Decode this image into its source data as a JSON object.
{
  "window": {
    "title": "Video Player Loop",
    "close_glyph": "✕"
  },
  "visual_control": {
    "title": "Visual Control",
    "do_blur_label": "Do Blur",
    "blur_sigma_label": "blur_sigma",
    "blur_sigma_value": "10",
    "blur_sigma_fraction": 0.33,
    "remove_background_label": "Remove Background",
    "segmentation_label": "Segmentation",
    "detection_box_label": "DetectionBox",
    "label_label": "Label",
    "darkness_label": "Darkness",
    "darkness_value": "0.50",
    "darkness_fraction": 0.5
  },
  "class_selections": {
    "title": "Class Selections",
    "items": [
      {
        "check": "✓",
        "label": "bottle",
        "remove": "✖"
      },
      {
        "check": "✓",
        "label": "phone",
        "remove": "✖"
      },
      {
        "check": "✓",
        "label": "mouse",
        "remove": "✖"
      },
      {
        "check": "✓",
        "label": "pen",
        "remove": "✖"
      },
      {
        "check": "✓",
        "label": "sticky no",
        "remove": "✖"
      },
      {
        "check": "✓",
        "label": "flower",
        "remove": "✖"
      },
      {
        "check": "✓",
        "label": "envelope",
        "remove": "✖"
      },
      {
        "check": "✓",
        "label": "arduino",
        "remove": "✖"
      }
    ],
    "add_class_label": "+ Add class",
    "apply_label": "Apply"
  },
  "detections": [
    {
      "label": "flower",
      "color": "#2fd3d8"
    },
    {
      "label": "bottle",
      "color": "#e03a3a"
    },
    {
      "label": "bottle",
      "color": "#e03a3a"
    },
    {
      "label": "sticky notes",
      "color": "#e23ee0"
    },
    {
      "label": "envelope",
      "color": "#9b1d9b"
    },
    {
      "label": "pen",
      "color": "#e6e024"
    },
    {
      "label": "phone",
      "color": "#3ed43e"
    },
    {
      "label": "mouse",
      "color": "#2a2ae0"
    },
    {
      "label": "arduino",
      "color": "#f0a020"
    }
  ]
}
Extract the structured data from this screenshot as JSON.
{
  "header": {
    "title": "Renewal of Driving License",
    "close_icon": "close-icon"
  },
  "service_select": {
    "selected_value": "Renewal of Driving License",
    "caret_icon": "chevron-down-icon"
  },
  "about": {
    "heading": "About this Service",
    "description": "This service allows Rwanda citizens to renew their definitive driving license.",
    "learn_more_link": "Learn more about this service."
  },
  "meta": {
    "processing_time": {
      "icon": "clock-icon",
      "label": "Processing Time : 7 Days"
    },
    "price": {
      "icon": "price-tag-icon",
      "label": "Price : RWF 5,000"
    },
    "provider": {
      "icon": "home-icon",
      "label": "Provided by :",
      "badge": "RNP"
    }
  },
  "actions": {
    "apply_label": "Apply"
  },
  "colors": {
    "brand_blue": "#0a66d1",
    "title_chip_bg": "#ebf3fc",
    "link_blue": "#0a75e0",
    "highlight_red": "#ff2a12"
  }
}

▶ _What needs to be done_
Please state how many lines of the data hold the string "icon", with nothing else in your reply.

▶ _Result for this task_
5